BellSouth isn’t going to build a fiber to the home project here, despite Bill Oliver’s hinting that BellSouth would probably (at some unspecified point in the future) deploy a fiber to the curb system here. Does this guy ever come out and make a simple declarative sentence? He clearly implies things but leaves himself room for deniability, as he did with The Advocate editorial board a few weeks back with his threat/none threat that Cingular would pull out of Lafayette if LUS moved ahead with its plan.

Cox is looking to unload about 900,000 cable customers, even some in Louisiana — but not Lafayette. Lafayette’s growth makes it a market that Cox wants to keep (not so for Alexandria and Lake Charles), but no commitment of the company to deliver fiber to the home technology here.

What neither BellSouth nor Cox (nor the Sock Puppets) will admit is the fact that should new investments from either of these Atlantans ever flow here, they would not serve the entire community. That is, they would, in effect, red-line sections of the community, some neighborhoods would get the investments but not all.

One major benefit of the LUS project for Lafayette as a community would be the fact that their system would indeed go to every home and business in the LUS service area.

This will do more than close the digital divide in Lafayette, it will also create a bridge across the racial divide that still plagues Lafayette and hampers our progress as a community. Forty years after the march across the Edmund Pettis Bridge in Selma, Alabama, Lafayette remains a community that is still significantly segregated.

The fact is that the challenges and opportunities ahead of Lafayette are too great and too demanding for us to engage in the foolish notion that we can bring to be anything less that the full weight of the talent and resources of ALL of this community to bear in meeting those.

The LUS fiber project and the debate over it offers a once in a generation opportunity to develop a shared vision of what kind of community Lafayette can become. More importantly, it will get us focused on what kind of community we WANT Lafayette to become.

All the opponents have is their “No.” They offer no alternative vision. Just “No.” Nothing. Nada. Negative. What can you build with that?

The coming debate and vote will be a defining moment for this community. Through this process voters will be forced to choose between an essentially optimistic vision of this city and its capabilities, or if they are pessimists and believe we should not invest in our own prospects.

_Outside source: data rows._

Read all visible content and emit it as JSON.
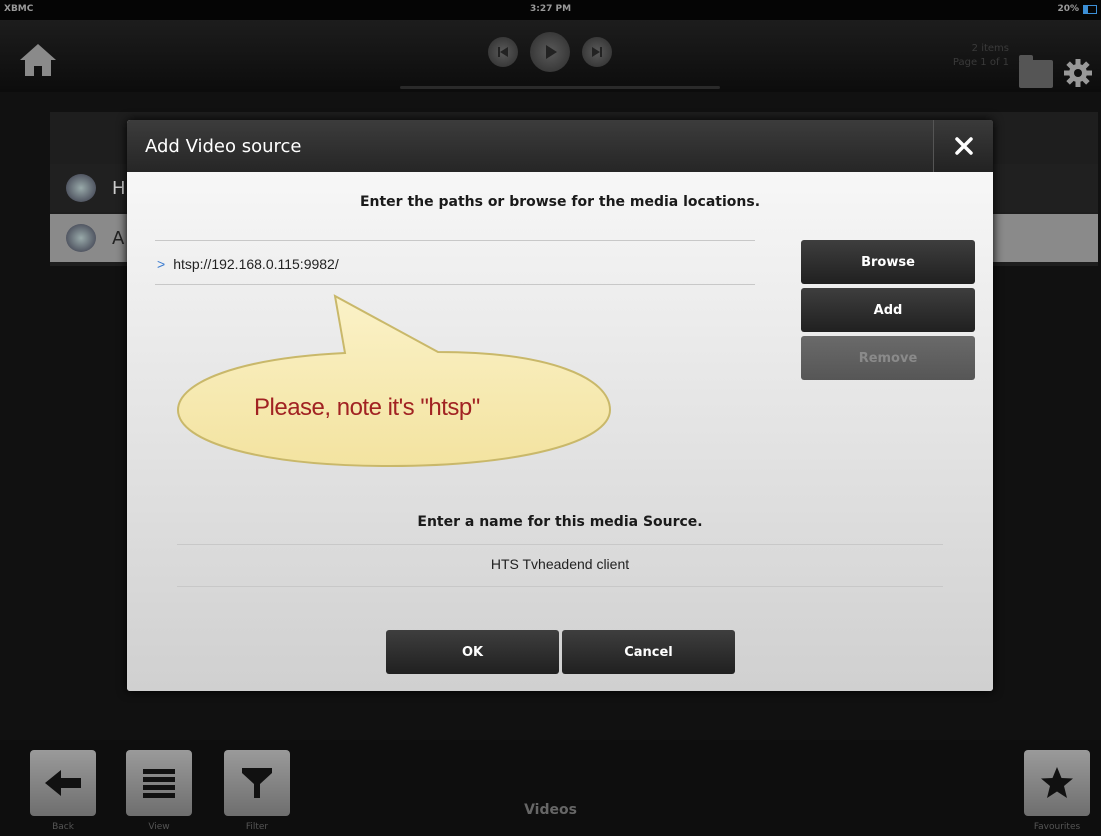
{
  "statusbar": {
    "app_name": "XBMC",
    "time": "3:27 PM",
    "battery": "20%"
  },
  "topbar": {
    "items_count": "2 items",
    "page_info": "Page 1 of 1"
  },
  "list": {
    "row1_letter": "H",
    "row2_letter": "A"
  },
  "dialog": {
    "title": "Add Video source",
    "paths_heading": "Enter the paths or browse for the media locations.",
    "path_value": "htsp://192.168.0.115:9982/",
    "browse_label": "Browse",
    "add_label": "Add",
    "remove_label": "Remove",
    "name_heading": "Enter a name for this media Source.",
    "name_value": "HTS Tvheadend client",
    "ok_label": "OK",
    "cancel_label": "Cancel"
  },
  "callout": {
    "text": "Please, note it's \"htsp\""
  },
  "bottombar": {
    "section_title": "Videos",
    "back_label": "Back",
    "view_label": "View",
    "filter_label": "Filter",
    "favourites_label": "Favourites"
  },
  "colors": {
    "accent": "#3a7bd0",
    "callout_text": "#a12222",
    "callout_fill": "#f7eab0"
  }
}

When these moments have arisen in Lafayette’s past — more than a century ago when LUS was formed and when Herbert Heyman decided to develop the Oil Center — the answer has been “yes, we’re optimistic.” As a result, Lafayette’s growth accelerated, surpassing that of other communities in what we know as Acadiana to become the economic hub of the region that it is today.

With this election we are being asked if we are satisfied to lead a small region, or if we have greater ambitions for ourselves, for our children and those that will follow.

The moment of decision is coming. The decision we make on this project will affect the kind of community Lafayette will be for the first half of this new century.

Do we have the faith in ourselves and our prospects that those before us had in themselves?

We’re about to find out.